Joe, I have been using PowerPoles on all robots since 2006. I really like being able to replace motors quickly, and to insert a motor test circuit easily – the latter has helped frequently when trying to diagnose problems by isolating the issue to either the powertrain or the control system.

However, it might be even easier to get the same benefits by using Lever Nuts (AM-2575 and similar). Their rating is 32A, compared with 45A for the PowerPoles; however, I am not sure the de-rating practices followed to arrive at those figures were the same. [Any help here, Big Al?]

Just thinking about failure modes, the Lever Nuts appear to have an advantage. Getting reliable crimps with Power Pole contacts is not nearly as straightforward as I would like it to be, although with practice many students learn to do it well.

Here is what I try to keep on hand.

1x1 Aluminum Square 1/16" Wall - Metal Distributor $15/21’
1x1 Aluminum L 1/8" Wall - Metal Distributor $12/16ft

1/2" Hex Shaft - VEXpro
1/2" Tube Axle Stock - VEXpro

PVC, Plywood, 2"x4"s, Hardboard for prototyping

1/16" Lexan - Plastic distributor about $55 for 4’x8’ sheet
.09 aluminum sheet metal, we get scraps from one of our sponsors

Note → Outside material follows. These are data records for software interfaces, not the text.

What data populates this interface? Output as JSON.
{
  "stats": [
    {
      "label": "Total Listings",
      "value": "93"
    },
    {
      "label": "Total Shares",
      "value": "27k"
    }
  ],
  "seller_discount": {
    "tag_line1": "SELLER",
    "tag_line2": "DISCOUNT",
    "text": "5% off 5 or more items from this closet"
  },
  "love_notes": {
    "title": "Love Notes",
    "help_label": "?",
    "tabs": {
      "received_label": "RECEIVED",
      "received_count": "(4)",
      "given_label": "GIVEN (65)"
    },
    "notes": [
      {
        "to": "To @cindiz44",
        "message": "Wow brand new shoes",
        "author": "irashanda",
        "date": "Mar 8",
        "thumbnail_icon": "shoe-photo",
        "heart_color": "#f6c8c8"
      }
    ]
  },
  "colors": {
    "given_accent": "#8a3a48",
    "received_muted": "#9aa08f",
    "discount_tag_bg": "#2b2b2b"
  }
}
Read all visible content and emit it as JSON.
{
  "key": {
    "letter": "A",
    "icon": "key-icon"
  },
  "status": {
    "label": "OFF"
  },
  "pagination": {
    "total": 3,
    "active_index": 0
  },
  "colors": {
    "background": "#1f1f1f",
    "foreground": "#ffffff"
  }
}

#35 chain, master links, & half links

Bolts, rivets, lock nuts, we use #10-24 and 3/16 rivets

Wire it works well and is cheap, we normally use better 10AWG for motors
12 AWG Monoprice 50’ $16.58](http://www.monoprice.com/Product?c_id=102&cp_id=10239&cs_id=1023901&p_id=2816&seq=1&format=2)
18 AWG Monoprice 100’ $10.36](http://www.monoprice.com/Product?c_id=102&cp_id=10239&cs_id=1023904&p_id=4045&seq=1&format=2)
6 AWG wire for battery connectors emergencyelectricpowersystems. 1’ $0.84 http://goo.gl/ylnhQ (We actually used 4AWG last year for our 6 CIM drive)

PWM cables and connectors to make custom length wires normally from Hansen Hobbies but other places as well.

We use Anderson on every motor, but on the speed controllers we switched to the spade tabs and connectors
Mouser #571-42117-2 & 571-45204472

Polycord like others have mentioned
Conveyor tread like rough top, McMaster sells several varieties, good for grippers and rollers as well.

Zip ties, velcro, dual lock, double sided tape, gaffers tape, masking tape

Various plastic (ABS, Lexan, delrin, nylon) tubes for rollers and spacers

That’s most of our normal stuff, there is always other things around like constant force springs, and sheets of plastic or metal from other projects.

Did you guys ever replace any throughout the season?? or did they hold up pretty well.

We prefer flat belt polycord because it’s much quicker, faster, and lighter to make rollers. What we did last year is we got 1.25" OD 1.125" ID aluminum tube, and just cutoff at whatever length we needed. Bearings just press in and you can make hubs if needed. No need to groove either. You just wrap electrical tape where you want the polycord and the belt walks back into place if it ever moves. Also, it allows for a smaller gearbox ratio which further saves weight.

We have been looking into this as well. How do you go about welding it? We haven’t had much success in our limited attempts.

No we didn’t, we did have a few come undone because we didn’t make the wires long enough or didn’t strain relief properly.

We ended up buying the expensive belt welder in 2012. Before that with circular belt we had made jigs. If you don’t want to invest into the belt welder that is probably your best bet.

Colored electrical tape or wire markers, to mark electrical components and wiring.